But the man who owns a mechanic’s shop or a contracting business with his wife and raises a family in a house of his own on a decent chunk of land is not looking for the government to rescue him from anything. He has troubles, but he is not helpless; he may lack a Ph.D., but he is not stupid, and the suggestion thereof is not appreciated.

H/t Hot Air Headlines.

George Will gives the history of the evolution of this mindset in leading Democrats and notes Michael Barone’s observation that FDR would never have said–or thought–anything so arrogant and condescending. Me, I wonder if that’s mainly because FDR was far too smart and experienced a politician for that, rather than his “celebration” of the working class, but as I’ve said before, knowing how to get along in public is really half–and for a politician sometimes more than half–the battle.

The emblematic book of the new liberalism was “The Affluent Society” by Harvard economist John Kenneth Galbraith. He argued that the power of advertising to manipulate the bovine public is so powerful that the law of supply and demand has been vitiated. Manufacturers can manufacture in the American herd whatever demand the manufacturers want to supply. Because the manipulable masses are easily given a “false consciousness” (another category, like religion as the “opiate” of the suffering masses, that liberalism appropriated from Marxism), four things follow:

First, the consent of the governed, when their behavior is governed by their false consciousnesses, is unimportant. Second, the public requires the supervision of a progressive elite which, somehow emancipated from false consciousness, can engineer true consciousness. Third, because consciousness is a reflection of social conditions, true consciousness is engineered by progressive social reforms. Fourth, because people in the grip of false consciousness cannot be expected to demand or even consent to such reforms, those reforms usually must be imposed, for example, by judicial fiats.

The iconic public intellectual of liberal condescension was Columbia University historian Richard Hofstadter, who died in 1970 but whose spirit still permeated that school when Obama matriculated there in 1981. Hofstadter pioneered the rhetorical tactic that Obama has revived with his diagnosis of working-class Democrats as victims — the indispensable category in liberal theory. The tactic is to dismiss rather than refute those with whom you disagree.

Obama’s dismissal is: Americans, especially working-class conservatives, are unable, because of their false consciousness, to deconstruct their social context and embrace the liberal program. Today that program is to elect Obama, thereby making his wife at long last proud of America.
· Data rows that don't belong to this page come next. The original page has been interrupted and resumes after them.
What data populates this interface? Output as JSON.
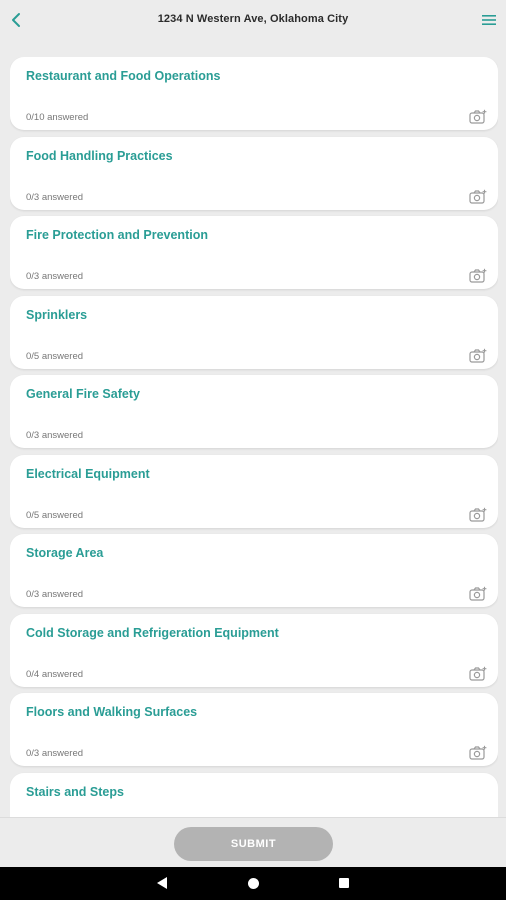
{
  "appbar": {
    "title": "1234 N Western Ave, Oklahoma City",
    "back_icon": "chevron-left-icon",
    "menu_icon": "hamburger-menu-icon"
  },
  "sections": [
    {
      "title": "Restaurant and Food Operations",
      "count": "0/10 answered",
      "has_camera": true
    },
    {
      "title": "Food Handling Practices",
      "count": "0/3 answered",
      "has_camera": true
    },
    {
      "title": "Fire Protection and Prevention",
      "count": "0/3 answered",
      "has_camera": true
    },
    {
      "title": "Sprinklers",
      "count": "0/5 answered",
      "has_camera": true
    },
    {
      "title": "General Fire Safety",
      "count": "0/3 answered",
      "has_camera": false
    },
    {
      "title": "Electrical Equipment",
      "count": "0/5 answered",
      "has_camera": true
    },
    {
      "title": "Storage Area",
      "count": "0/3 answered",
      "has_camera": true
    },
    {
      "title": "Cold Storage and Refrigeration Equipment",
      "count": "0/4 answered",
      "has_camera": true
    },
    {
      "title": "Floors and Walking Surfaces",
      "count": "0/3 answered",
      "has_camera": true
    },
    {
      "title": "Stairs and Steps",
      "count": "",
      "has_camera": false
    }
  ],
  "footer": {
    "submit_label": "SUBMIT"
  },
  "colors": {
    "accent": "#2a9d95",
    "background": "#ececec",
    "submit_disabled": "#b3b3b3"
  }
}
H/t: The Blog at The Weekly Standard.

image: detail of installation by Bronwyn Lace